The Asheville Area Riverfront Redevelopment Commission held its first meeting of the year on Jan. 14 and received updates on several projects in the area. The biggest is a road construction project that will realign Riverside Drive . Here’s a look at what the commission discussed:
River Arts District Transportation Improvement Project
This long-awaited 2.2-mile project will take Riverside Drive from a mostly forgotten thin ribbon of asphalt and turn it into a wide city thoroughfare. The project includes the construction of greenways and bike paths and the addition of on-street parking and roundabouts at key intersections. It will also force once of Asheville’s most famous (for several visits from President Barack Obama) and beloved restaurants, 12 Bones Barbecue, to move. There’s a public art element to the project, as well.
The engineering on the project will be 90 percent complete come March 1, according to the commission. The multi-million construction project requires land acquisition, and that process has begun.
“We are in full-blown acquisition process,” city staff liaison and urban planner Stephanie Monson Dahl told the commission. The property owners the city of Asheville is dealing with have received letters from Gulf Coast LLC, the city’s third-party land acquisition vendor, regarding having their property appraised. Some local real estate appraisers have also been contacting property owners about condemnation appraisals. For some land owners, the process including hiring an attorney and beginning the process of negotiating the sale of property.
“We’re in the first stage of negotiations so that people know their rights,” Monson Dahl told the group. “The next milestone is that we’ll start paying money out, and that will probably happen in March.”
Utility relocation is to begin in fall 2016, with construction scheduled run from spring 2017 to fall 2019.
Along with all the upcoming construction, city staffers are working on a set of new development regulations for the River Arts District. The set of development rules are known as a form-based code. By definition, a form-based code is a set of development rules that foster predictable results using physical form, rather than a separation of uses as the organizing principle.
For the city of Asheville, it’s a new way to approach issues such as urban sprawl and pedestrian safety. The city is working with a consultant, Code Studio of Austin, Texas. City staffer and urban planner Sasha Vrtunksi to the Asheville Area Riverfront Redevelopment Commission that after several meetings last year, city staff sent its proposed regulations to the consultant last fall and had a conference call with them two weeks ago.
“They’re drafting a draft code right now,” Vrtunski said, after city staff advised making several changes to make the rules less restrictive. The result will be a “simpler, more user-friendly” set of rules, she said.
“I think whatever we get back, it’s going to allay a lot of concerns that we heard from the community,” Vrtunski said. “I think we’ll have a good place to start in March when we release it publicly.”
There will be more rounds of public meetings, with a final form-based code draft headed to Asheville City Council in the fall, Vrtunski said.

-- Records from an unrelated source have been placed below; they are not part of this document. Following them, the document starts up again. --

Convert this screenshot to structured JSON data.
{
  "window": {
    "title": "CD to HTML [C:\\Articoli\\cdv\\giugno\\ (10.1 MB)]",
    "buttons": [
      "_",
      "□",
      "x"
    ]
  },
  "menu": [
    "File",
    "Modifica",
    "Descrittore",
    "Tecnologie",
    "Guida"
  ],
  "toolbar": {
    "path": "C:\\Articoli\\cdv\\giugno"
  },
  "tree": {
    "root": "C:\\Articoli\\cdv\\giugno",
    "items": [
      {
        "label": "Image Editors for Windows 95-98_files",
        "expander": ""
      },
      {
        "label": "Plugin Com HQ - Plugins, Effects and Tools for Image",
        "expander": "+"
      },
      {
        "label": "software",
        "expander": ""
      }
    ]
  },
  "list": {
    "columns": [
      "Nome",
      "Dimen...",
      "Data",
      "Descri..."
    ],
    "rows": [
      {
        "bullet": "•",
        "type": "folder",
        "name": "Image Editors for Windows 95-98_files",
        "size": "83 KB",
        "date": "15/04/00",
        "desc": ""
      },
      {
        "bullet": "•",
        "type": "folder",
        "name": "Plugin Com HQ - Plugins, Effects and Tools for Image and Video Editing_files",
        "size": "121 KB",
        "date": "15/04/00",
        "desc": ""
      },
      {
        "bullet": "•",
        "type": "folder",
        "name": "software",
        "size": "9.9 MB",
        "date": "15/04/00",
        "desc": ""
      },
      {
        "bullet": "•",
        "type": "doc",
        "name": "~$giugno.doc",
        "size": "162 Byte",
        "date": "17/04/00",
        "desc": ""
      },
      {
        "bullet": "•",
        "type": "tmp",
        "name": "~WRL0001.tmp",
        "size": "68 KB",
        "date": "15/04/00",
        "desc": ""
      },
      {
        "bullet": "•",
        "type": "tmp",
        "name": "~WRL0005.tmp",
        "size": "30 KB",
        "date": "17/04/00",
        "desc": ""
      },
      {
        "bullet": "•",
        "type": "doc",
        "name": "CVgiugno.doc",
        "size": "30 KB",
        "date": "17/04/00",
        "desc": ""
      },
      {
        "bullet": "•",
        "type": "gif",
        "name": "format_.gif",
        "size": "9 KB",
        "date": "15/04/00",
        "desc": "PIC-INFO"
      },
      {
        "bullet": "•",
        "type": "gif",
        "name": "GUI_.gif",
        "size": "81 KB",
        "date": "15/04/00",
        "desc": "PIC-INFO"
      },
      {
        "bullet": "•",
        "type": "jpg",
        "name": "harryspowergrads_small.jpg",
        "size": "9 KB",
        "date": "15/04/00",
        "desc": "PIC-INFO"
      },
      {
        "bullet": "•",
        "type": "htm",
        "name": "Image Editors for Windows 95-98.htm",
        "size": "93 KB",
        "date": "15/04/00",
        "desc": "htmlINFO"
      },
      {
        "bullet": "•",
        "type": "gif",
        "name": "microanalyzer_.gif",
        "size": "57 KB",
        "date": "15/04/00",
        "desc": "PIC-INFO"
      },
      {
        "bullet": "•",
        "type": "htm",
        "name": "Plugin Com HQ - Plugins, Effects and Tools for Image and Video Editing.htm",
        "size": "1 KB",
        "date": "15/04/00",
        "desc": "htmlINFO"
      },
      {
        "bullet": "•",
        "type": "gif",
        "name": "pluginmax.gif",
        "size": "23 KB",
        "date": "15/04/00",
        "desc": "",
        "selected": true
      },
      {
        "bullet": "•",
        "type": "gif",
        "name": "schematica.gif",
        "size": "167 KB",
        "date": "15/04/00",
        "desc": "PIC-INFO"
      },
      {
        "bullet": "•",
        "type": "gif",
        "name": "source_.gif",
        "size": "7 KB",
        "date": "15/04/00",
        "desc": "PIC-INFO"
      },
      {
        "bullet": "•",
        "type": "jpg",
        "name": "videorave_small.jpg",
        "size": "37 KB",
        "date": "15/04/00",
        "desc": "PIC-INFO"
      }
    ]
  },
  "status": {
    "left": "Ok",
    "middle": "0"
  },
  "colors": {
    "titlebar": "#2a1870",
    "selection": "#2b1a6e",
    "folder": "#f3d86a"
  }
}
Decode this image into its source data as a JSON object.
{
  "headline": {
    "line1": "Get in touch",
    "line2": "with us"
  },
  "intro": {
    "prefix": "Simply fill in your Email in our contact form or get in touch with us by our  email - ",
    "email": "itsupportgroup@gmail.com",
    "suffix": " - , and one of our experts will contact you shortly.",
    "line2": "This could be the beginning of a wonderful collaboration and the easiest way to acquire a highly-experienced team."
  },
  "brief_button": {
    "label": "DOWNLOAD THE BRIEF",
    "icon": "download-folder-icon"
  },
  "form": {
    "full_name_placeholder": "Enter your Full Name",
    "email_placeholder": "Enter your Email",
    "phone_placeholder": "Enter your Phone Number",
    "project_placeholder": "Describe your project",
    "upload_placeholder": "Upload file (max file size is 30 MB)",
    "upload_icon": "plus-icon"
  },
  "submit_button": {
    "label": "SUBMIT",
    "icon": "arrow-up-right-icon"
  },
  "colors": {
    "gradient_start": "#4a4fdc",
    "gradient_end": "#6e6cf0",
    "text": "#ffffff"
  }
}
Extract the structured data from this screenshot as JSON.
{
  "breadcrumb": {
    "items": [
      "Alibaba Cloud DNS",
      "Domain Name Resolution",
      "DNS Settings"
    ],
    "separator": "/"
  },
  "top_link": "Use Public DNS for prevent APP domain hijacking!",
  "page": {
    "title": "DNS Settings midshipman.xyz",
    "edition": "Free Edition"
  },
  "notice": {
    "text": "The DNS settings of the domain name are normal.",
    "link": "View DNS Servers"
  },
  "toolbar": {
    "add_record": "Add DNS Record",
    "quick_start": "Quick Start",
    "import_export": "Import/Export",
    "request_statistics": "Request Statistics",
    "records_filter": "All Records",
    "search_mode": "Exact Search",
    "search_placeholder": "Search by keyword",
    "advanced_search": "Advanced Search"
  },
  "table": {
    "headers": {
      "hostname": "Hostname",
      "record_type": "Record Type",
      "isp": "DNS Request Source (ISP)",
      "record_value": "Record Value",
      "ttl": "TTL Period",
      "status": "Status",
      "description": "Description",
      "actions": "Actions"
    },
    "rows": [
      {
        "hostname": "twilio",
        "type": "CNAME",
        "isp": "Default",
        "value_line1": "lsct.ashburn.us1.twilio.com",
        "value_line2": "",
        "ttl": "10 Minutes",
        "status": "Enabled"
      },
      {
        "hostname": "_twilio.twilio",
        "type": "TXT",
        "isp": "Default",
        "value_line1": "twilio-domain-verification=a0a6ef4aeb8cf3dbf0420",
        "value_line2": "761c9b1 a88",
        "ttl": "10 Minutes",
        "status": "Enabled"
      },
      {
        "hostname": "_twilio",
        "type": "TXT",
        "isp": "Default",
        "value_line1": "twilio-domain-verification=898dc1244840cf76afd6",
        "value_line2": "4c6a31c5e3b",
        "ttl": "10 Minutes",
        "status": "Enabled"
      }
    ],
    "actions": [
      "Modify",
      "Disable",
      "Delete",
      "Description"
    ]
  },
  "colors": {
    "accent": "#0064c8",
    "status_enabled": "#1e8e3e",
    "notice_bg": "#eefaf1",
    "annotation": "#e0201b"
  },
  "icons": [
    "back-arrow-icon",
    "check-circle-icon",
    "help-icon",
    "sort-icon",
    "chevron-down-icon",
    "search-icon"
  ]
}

The new regulations have already been met with opposition by Chris Peterson and Jerry Sternberg, two land-owners in the River Arts District.
Equitable development strategies
Yet another ongoing project in the area is one the city calls an “equitable development strategies” process aimed at including communities south and west of downtown that are home to many of the city’s poorest residents. Neighborhoods such as Hillcrest, West End, Livingston, Lee Walker Heights, Walton and the River Arts District are all areas included in work by the city to prevent gentrification. A report is set to be released this week, according to Vrtunski, with Asheville City Council set to receive a report on Jan. 26. It will include a set of best practices and recommendations to City Council, she said.
This mixed-use development known as RAD Lofts, planned at the five-points intersection of Clingman Avenue, Roberts Street, Depot and Lyman streets, was announced two years ago and is still in the works, although the project has not applied for any building permits yet, according to Monson-Dahl.
Brewery River Row
The residential development on Craven Street across from New Belgium Brewery’s new brewery known as Brewery River Row has been revised but is still planned.